◆ Aim of the task
Could you return every record below without changing a word?

Data about app and page elements
* * * * *
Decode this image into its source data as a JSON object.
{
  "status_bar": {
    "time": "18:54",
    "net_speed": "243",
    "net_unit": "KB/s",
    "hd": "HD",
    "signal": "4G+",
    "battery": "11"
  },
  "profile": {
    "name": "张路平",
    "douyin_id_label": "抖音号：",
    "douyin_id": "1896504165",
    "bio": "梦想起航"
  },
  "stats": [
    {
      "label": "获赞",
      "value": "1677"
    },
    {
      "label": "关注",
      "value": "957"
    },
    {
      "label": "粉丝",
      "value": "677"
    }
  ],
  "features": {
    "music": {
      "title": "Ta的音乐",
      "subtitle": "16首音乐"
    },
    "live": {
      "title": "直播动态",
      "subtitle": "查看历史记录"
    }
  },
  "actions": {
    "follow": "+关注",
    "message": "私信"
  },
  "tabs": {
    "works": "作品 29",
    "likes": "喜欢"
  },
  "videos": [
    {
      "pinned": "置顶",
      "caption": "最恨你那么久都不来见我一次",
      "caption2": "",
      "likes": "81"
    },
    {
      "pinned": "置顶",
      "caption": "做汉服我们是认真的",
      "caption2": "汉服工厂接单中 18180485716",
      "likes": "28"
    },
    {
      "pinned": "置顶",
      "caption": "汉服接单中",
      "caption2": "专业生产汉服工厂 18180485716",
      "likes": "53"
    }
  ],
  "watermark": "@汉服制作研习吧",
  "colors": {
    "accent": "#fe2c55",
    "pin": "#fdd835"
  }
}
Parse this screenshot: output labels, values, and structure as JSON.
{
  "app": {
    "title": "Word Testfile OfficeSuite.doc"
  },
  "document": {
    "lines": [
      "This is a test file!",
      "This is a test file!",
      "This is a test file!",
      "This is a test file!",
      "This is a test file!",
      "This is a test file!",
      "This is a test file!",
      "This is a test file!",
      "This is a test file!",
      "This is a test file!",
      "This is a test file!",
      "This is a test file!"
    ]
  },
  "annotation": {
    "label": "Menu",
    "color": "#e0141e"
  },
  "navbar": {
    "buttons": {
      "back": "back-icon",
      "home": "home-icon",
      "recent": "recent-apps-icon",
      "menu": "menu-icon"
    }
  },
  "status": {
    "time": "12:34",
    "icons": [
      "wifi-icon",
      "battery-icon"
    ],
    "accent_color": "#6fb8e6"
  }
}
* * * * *
◆ Exercise answer
Decode this image into its source data as a JSON object.
{
  "status_bar": {
    "time": "18:54",
    "net_speed": "243",
    "net_unit": "KB/s",
    "hd": "HD",
    "signal": "4G+",
    "battery": "11"
  },
  "profile": {
    "name": "张路平",
    "douyin_id_label": "抖音号：",
    "douyin_id": "1896504165",
    "bio": "梦想起航"
  },
  "stats": [
    {
      "label": "获赞",
      "value": "1677"
    },
    {
      "label": "关注",
      "value": "957"
    },
    {
      "label": "粉丝",
      "value": "677"
    }
  ],
  "features": {
    "music": {
      "title": "Ta的音乐",
      "subtitle": "16首音乐"
    },
    "live": {
      "title": "直播动态",
      "subtitle": "查看历史记录"
    }
  },
  "actions": {
    "follow": "+关注",
    "message": "私信"
  },
  "tabs": {
    "works": "作品 29",
    "likes": "喜欢"
  },
  "videos": [
    {
      "pinned": "置顶",
      "caption": "最恨你那么久都不来见我一次",
      "caption2": "",
      "likes": "81"
    },
    {
      "pinned": "置顶",
      "caption": "做汉服我们是认真的",
      "caption2": "汉服工厂接单中 18180485716",
      "likes": "28"
    },
    {
      "pinned": "置顶",
      "caption": "汉服接单中",
      "caption2": "专业生产汉服工厂 18180485716",
      "likes": "53"
    }
  ],
  "watermark": "@汉服制作研习吧",
  "colors": {
    "accent": "#fe2c55",
    "pin": "#fdd835"
  }
}
Parse this screenshot: output labels, values, and structure as JSON.
{
  "app": {
    "title": "Word Testfile OfficeSuite.doc"
  },
  "document": {
    "lines": [
      "This is a test file!",
      "This is a test file!",
      "This is a test file!",
      "This is a test file!",
      "This is a test file!",
      "This is a test file!",
      "This is a test file!",
      "This is a test file!",
      "This is a test file!",
      "This is a test file!",
      "This is a test file!",
      "This is a test file!"
    ]
  },
  "annotation": {
    "label": "Menu",
    "color": "#e0141e"
  },
  "navbar": {
    "buttons": {
      "back": "back-icon",
      "home": "home-icon",
      "recent": "recent-apps-icon",
      "menu": "menu-icon"
    }
  },
  "status": {
    "time": "12:34",
    "icons": [
      "wifi-icon",
      "battery-icon"
    ],
    "accent_color": "#6fb8e6"
  }
}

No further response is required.